Musings on 2018 — An Insightful Read for the New Year

The big day is here. The day upon which millions of people around the world formulate big plans and grandiose ideas as to how their life will be that much better this year than the last.

In celebration of such an event I took upon the monumental task of hitting the unsubscribe button dozens of times on useless junk emails that clutter my personal inbox daily. Big plans for 2018 indeed.

There have been several articles I posted on LinkedIn within the last year that seemed to garner quite a bit of, dare I say, controversy. A couple of those recent topics focused on social media. More specifically how social media platforms such as Facebook and Snapchat are “tearing apart the social fabric of society” — Chamath Palihapitiya.

That got me thinking about the perception of time as it’s related to technology and social media. Why is it that most people seem to share the common belief that time speeds up as we get older? What a strange phenomenon.

As a kid I frequently recall time not moving fast enough. It seemed like eternity before I could turn 16 and drive a car, or turn 21 and drink alcohol, eh hem, legally. As an adult, however, I never seem to have enough time in the day.

I noticed a shift with the new generation of young adults and kids. It seems their perception of time is the same as mine. Nowadays I hear my stepkids constantly saying things like, “wow we’re here already?” or “our winter break is over already?”. Gone are the days of, “are we there yet?”.

The one common denominator here now that was not present when I was a kid is that we all have access to interactive technology that never leaves our side. Does this mean, in effect, that technology has a direct correlation on speeding up time?

I’m sure if you asked kids or adults in modern day tech prolific countries how they perceive time as compared to those living by simpler means you’d get a very different response. Consequently, we seem to have found a form of time travel.

What all of this seems to come down to is our perception of time and how that corresponds to our reality. If time can be manipulated by things like technology or perhaps even just living in fast pace cities like Los Angeles or New York, how can one counteract those effects?

Most people don’t seem to want to get old and die, but many also don’t seem to want to live, or more specifically, live in the moment. Oh the irony.

If one is on technology all the time and increases their rate of perceived time travel does that mean then, that it is life itself they are avoiding and/or not enjoying?

Perhaps we forget that life is worth savoring. If we are constantly being fed advertisements and shown daily that what we have isn’t enough then we really just lose sight of ourselves and our tangible journey, which is ultimately what gives us true satisfaction and meaning.

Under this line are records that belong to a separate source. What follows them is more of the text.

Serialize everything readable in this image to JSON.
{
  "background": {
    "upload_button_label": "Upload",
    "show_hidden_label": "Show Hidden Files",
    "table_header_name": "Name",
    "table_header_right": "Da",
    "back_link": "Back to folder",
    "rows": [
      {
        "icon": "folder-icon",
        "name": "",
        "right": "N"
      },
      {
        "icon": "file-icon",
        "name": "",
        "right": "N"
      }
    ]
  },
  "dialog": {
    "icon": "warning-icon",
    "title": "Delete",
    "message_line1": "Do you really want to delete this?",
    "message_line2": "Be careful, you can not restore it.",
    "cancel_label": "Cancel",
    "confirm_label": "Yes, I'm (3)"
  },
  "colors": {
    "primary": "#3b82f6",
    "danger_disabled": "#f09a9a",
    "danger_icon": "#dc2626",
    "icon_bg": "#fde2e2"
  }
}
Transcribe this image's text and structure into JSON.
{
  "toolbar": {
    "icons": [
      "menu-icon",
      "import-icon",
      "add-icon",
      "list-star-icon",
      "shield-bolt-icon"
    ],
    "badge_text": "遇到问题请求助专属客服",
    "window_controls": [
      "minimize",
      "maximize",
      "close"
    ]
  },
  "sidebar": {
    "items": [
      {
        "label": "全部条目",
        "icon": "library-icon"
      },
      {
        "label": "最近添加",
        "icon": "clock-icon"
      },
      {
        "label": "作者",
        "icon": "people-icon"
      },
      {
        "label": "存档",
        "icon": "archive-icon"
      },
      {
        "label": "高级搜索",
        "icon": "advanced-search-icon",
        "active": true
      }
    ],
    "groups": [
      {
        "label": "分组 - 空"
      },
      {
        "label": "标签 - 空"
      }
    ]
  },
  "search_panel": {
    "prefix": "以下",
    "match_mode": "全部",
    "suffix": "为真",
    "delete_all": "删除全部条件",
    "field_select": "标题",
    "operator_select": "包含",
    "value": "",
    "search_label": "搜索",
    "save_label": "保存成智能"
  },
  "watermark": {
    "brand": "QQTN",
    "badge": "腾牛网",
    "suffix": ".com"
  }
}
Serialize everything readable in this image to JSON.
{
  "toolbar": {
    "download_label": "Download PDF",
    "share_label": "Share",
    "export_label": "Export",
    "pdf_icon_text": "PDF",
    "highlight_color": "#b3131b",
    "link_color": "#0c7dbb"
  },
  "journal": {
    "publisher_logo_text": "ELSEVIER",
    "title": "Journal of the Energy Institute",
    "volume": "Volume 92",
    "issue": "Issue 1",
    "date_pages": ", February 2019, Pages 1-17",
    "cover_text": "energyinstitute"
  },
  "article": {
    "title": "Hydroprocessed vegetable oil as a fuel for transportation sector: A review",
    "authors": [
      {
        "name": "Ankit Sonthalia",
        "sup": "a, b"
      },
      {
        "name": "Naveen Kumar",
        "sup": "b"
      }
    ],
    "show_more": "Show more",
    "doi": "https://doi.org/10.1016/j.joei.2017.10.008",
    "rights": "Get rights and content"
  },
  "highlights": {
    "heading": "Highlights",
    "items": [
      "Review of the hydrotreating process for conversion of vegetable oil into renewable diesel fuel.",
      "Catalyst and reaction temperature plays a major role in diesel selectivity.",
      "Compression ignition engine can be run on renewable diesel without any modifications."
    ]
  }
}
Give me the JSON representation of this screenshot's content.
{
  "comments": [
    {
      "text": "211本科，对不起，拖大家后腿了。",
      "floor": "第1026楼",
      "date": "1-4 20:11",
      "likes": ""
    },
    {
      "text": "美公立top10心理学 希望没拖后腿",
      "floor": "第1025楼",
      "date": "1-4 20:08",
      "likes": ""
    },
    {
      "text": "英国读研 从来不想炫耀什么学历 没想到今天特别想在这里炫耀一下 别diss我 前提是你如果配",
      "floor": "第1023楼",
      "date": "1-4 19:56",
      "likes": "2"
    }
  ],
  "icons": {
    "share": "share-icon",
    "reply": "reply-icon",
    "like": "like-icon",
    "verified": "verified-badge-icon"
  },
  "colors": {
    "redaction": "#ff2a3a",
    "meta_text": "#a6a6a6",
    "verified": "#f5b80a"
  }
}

I tried an experiment. I cut out all social media for several days to see what happened. Funny how fast Facebook noticed my absence. It submerged my inbox with “all the things I was missing” and tried desperately to win me back. Kind of like how an I’ll-suited boyfriend or girlfriend would keep reaching out and talking about all of the good times we had when, in fact, the whole relationship was doomed from the start.

The difference is, once you escape from that bad romance and see the perspective from a third party standpoint there’s really no going back. Or is there? Our minds are emotional and not always rational. That’s the common denominator between social media sites, bad romances and heroin… they prey on our emotions and the primal aspects of the mind.

On this break from expedited time travel I read books, I did the things that I had procrastinated on for months and I felt more inspired and creative. I forgot how fulfilling self expression was when I wasn’t distracted all the time. My mind became clearer.

Before this break I was deluged with reliving thoughts of the past and how I could’ve done better. Either that or constantly planning for different scenarios the future may hold. At this point in my life I know I can handle things as they come, why dwell on all the different scenarios of the future when 99.9% of them will never come to fruition? What a waste.

Instead, my thoughts lied more on creating a better now and planning things that I would enjoy today. I don’t know where I’ll be in 5, 10 or 50 years but if I focus on bettering the present how can tomorrow truly be bad?

Cheers to a slow and gratifying 2018.